### Exercise prompt
Lines with the string "nADELLA" must each be copied from the listing.

### Input
──────

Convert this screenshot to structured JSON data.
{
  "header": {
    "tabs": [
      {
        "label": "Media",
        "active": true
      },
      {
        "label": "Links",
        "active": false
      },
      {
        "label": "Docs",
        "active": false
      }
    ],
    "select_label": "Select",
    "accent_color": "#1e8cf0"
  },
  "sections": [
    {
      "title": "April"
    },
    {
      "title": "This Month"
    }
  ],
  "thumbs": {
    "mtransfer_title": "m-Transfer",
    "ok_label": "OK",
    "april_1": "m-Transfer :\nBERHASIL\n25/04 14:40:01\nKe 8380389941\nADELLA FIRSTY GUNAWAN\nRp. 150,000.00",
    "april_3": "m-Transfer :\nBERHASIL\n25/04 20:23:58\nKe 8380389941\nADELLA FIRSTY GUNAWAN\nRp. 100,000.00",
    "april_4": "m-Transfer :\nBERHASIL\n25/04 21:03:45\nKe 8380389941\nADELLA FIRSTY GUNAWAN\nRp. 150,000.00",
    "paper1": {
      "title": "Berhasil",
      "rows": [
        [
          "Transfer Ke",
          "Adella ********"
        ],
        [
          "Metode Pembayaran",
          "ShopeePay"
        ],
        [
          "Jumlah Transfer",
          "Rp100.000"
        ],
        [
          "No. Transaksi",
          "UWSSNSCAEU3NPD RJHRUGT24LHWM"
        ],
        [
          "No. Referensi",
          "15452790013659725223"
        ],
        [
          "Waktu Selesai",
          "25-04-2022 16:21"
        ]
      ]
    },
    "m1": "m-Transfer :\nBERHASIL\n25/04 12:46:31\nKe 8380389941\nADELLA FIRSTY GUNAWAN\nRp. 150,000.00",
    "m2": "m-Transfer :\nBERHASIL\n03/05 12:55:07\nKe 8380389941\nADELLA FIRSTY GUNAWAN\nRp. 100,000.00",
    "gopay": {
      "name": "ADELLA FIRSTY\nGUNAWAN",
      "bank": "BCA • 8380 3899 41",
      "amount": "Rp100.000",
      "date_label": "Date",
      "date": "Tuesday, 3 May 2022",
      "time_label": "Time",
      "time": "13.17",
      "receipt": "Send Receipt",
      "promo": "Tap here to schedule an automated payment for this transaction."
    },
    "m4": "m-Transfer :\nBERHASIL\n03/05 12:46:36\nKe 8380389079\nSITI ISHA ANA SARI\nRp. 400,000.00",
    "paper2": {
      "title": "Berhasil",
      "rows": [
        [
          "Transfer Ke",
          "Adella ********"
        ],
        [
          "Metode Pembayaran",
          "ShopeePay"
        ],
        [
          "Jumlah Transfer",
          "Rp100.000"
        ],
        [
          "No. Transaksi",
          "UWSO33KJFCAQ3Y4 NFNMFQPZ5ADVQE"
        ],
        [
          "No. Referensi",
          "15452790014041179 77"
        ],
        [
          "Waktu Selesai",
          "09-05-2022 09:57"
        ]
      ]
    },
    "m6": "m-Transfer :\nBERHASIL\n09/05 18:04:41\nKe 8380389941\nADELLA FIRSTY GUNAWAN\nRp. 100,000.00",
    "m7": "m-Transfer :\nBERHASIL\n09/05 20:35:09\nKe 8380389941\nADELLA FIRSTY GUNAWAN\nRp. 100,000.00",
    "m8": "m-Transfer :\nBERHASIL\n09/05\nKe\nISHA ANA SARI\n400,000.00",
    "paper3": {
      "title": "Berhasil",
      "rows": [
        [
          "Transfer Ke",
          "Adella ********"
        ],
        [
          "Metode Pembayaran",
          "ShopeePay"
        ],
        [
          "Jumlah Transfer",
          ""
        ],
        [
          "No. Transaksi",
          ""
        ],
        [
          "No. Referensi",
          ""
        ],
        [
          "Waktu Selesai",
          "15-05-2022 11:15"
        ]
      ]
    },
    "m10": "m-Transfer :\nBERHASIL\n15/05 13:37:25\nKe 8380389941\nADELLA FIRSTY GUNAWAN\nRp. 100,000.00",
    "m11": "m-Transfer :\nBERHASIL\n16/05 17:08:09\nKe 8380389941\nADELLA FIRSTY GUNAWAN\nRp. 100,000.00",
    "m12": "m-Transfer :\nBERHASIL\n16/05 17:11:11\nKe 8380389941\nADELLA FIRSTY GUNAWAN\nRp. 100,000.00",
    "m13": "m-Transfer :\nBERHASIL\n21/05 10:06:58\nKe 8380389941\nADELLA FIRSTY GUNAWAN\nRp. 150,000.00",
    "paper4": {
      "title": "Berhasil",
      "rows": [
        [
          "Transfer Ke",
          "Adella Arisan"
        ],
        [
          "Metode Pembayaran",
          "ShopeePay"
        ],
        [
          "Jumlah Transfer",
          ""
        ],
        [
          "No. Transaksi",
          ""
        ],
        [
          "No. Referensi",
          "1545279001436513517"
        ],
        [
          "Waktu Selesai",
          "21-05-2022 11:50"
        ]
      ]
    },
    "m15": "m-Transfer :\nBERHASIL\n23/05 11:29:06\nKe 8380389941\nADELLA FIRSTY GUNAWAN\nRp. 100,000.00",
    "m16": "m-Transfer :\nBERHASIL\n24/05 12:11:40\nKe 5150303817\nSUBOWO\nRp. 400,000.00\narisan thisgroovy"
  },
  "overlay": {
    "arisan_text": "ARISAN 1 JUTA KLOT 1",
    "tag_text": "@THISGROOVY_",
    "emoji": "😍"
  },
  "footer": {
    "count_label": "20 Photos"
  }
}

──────

### Task solution
    "april_1": "m-Transfer :\nBERHASIL\n25/04 14:40:01\nKe 8380389941\nADELLA FIRSTY GUNAWAN\nRp. 150,000.00",
    "april_3": "m-Transfer :\nBERHASIL\n25/04 20:23:58\nKe 8380389941\nADELLA FIRSTY GUNAWAN\nRp. 100,000.00",
    "april_4": "m-Transfer :\nBERHASIL\n25/04 21:03:45\nKe 8380389941\nADELLA FIRSTY GUNAWAN\nRp. 150,000.00",
    "m1": "m-Transfer :\nBERHASIL\n25/04 12:46:31\nKe 8380389941\nADELLA FIRSTY GUNAWAN\nRp. 150,000.00",
    "m2": "m-Transfer :\nBERHASIL\n03/05 12:55:07\nKe 8380389941\nADELLA FIRSTY GUNAWAN\nRp. 100,000.00",
    "m6": "m-Transfer :\nBERHASIL\n09/05 18:04:41\nKe 8380389941\nADELLA FIRSTY GUNAWAN\nRp. 100,000.00",
    "m7": "m-Transfer :\nBERHASIL\n09/05 20:35:09\nKe 8380389941\nADELLA FIRSTY GUNAWAN\nRp. 100,000.00",
    "m10": "m-Transfer :\nBERHASIL\n15/05 13:37:25\nKe 8380389941\nADELLA FIRSTY GUNAWAN\nRp. 100,000.00",
    "m11": "m-Transfer :\nBERHASIL\n16/05 17:08:09\nKe 8380389941\nADELLA FIRSTY GUNAWAN\nRp. 100,000.00",
    "m12": "m-Transfer :\nBERHASIL\n16/05 17:11:11\nKe 8380389941\nADELLA FIRSTY GUNAWAN\nRp. 100,000.00",
    "m13": "m-Transfer :\nBERHASIL\n21/05 10:06:58\nKe 8380389941\nADELLA FIRSTY GUNAWAN\nRp. 150,000.00",
    "m15": "m-Transfer :\nBERHASIL\n23/05 11:29:06\nKe 8380389941\nADELLA FIRSTY GUNAWAN\nRp. 100,000.00",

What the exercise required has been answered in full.